Well better than nothing

Well better than nothing

As Diabetic Investor reported just yesterday the deal between Bayer and Panasonic/KKR is coming to fruition and it looks like Bayer really wants out. According to several reports that sale price will come in around $830 million, a far cry from the $2 billion some thought the unit could fetch.

While we’re sure Bayer is excited to finally unload this unit, we’re also pretty sure the sale price (if accurate) isn’t being well received at Abbott (NYSE:ABT), Roche or Johnson and Johnson (NYSE:JNJ). JNJ in particular might be feeling pretty bad as not only is the sale price well below expectations the fact that two recent insulin pump IPO’s have been delayed doesn’t bode well for their insulin pump unit Animas. Yes we know that JNJ publicly states they are committed to diabetes yet we also know that if the right offer came along they sell in heartbeat.

Looking back on this saga, remember this is not the first time Bayer had the unit up for sale, Diabetic Investor can only think that Bayer overplayed their hand.
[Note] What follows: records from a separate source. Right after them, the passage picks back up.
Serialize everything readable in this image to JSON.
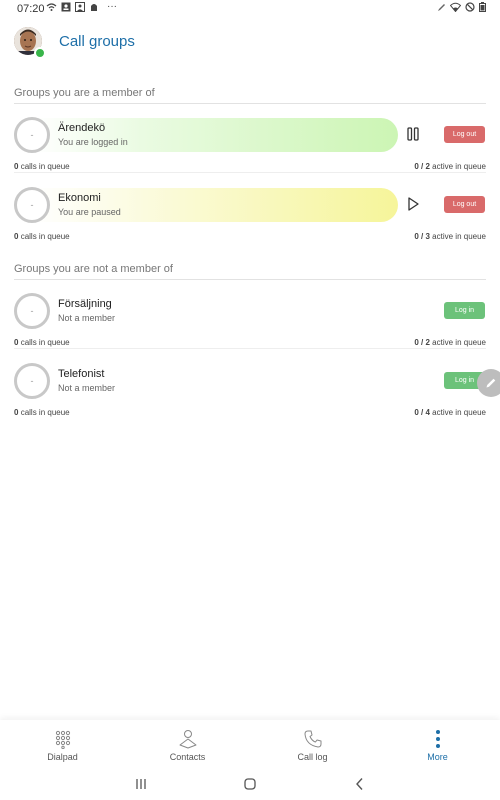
{
  "status_bar": {
    "time": "07:20",
    "left_icons": [
      "wifi-calling-icon",
      "contact-card-icon",
      "person-icon",
      "android-icon"
    ],
    "more_dots": "···",
    "right_icons": [
      "pencil-icon",
      "wifi-icon",
      "do-not-disturb-icon",
      "battery-icon"
    ]
  },
  "header": {
    "title": "Call groups",
    "presence_color": "#39b54a"
  },
  "member_section": {
    "title": "Groups you are a member of",
    "groups": [
      {
        "name": "Ärendekö",
        "status": "You are logged in",
        "ring_label": "-",
        "bar_color": "green",
        "action_icon": "pause-icon",
        "button_label": "Log out",
        "queue_count": "0",
        "queue_text": "calls in queue",
        "active": "0 / 2",
        "active_text": "active in queue"
      },
      {
        "name": "Ekonomi",
        "status": "You are paused",
        "ring_label": "-",
        "bar_color": "yellow",
        "action_icon": "play-icon",
        "button_label": "Log out",
        "queue_count": "0",
        "queue_text": "calls in queue",
        "active": "0 / 3",
        "active_text": "active in queue"
      }
    ]
  },
  "nonmember_section": {
    "title": "Groups you are not a member of",
    "groups": [
      {
        "name": "Försäljning",
        "status": "Not a member",
        "ring_label": "-",
        "button_label": "Log in",
        "queue_count": "0",
        "queue_text": "calls in queue",
        "active": "0 / 2",
        "active_text": "active in queue"
      },
      {
        "name": "Telefonist",
        "status": "Not a member",
        "ring_label": "-",
        "button_label": "Log in",
        "queue_count": "0",
        "queue_text": "calls in queue",
        "active": "0 / 4",
        "active_text": "active in queue"
      }
    ]
  },
  "fab": {
    "icon": "edit-pencil-icon"
  },
  "bottom_nav": {
    "items": [
      {
        "label": "Dialpad",
        "icon": "dialpad-icon",
        "active": false
      },
      {
        "label": "Contacts",
        "icon": "contacts-icon",
        "active": false
      },
      {
        "label": "Call log",
        "icon": "phone-icon",
        "active": false
      },
      {
        "label": "More",
        "icon": "more-vertical-icon",
        "active": true
      }
    ]
  },
  "system_nav": [
    "recent-apps-icon",
    "home-icon",
    "back-icon"
  ],
  "colors": {
    "accent": "#1e6fa8",
    "logout": "#d96a6a",
    "login": "#6cc27a",
    "logged_in_bar": "#ccf5b4",
    "paused_bar": "#f6f59a"
  }
}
At time it looked like Sanofi (NYSE:SNY) was going to buy the unit and pay $1 billion or so, believing they had a deal in place Bayer went to back to Panasonic (yes they were involved the first time around too) who smartly said they did not want to outbid Sanofi. What Bayer should have known is that Sanofi isn’t very good at making decisions and eventually backed out of the deal.
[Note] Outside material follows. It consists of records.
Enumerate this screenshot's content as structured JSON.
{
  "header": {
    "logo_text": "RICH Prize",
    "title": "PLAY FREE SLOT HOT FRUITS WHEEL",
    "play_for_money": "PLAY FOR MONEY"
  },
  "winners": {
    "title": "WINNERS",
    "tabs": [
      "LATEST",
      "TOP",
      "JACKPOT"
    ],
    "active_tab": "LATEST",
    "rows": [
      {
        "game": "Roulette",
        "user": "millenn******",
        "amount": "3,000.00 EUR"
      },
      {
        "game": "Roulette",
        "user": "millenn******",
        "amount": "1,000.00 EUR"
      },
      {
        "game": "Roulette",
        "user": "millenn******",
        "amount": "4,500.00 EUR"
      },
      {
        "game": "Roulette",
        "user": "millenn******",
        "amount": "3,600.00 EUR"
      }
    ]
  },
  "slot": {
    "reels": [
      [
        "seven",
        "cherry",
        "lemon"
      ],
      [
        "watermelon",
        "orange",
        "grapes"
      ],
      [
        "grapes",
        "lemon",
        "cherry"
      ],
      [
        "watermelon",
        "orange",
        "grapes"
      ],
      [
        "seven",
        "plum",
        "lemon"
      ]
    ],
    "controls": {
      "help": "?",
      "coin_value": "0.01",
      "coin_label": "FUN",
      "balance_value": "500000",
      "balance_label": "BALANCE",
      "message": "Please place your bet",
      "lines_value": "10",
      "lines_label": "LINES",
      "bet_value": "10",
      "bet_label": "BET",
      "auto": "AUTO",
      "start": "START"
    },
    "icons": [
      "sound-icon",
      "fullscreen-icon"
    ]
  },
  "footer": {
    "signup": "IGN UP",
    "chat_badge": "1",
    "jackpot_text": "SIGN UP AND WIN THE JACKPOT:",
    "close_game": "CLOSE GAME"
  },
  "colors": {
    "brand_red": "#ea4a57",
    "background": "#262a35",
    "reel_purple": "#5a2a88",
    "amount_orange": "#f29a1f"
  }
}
While Diabetic Investor commends Panasonic/KKR for their discipline it remains to be seen if anything at all will change. As we noted previously we view this move as more defensive than offensive. Even at the lower price the company, assuming they do want to compete, will have invest millions more just to have the chance at being competitive.

Although Bayer may have overplayed their hand Diabetic Investor also believes they should be commended too. To their credit they saw the handwriting on the wall, realized they were ill-equipped to handle where the market is going and decided better to get out before there was no value whatsoever.

The question is are the people at Abbott and Roche paying attention? This is not to say that JNJ shouldn’t but they are in much better shape than either Abbott or Roche.

Let’s see if this is the start of the dominos falling, as some suspect or whether this is just a one hit wonder.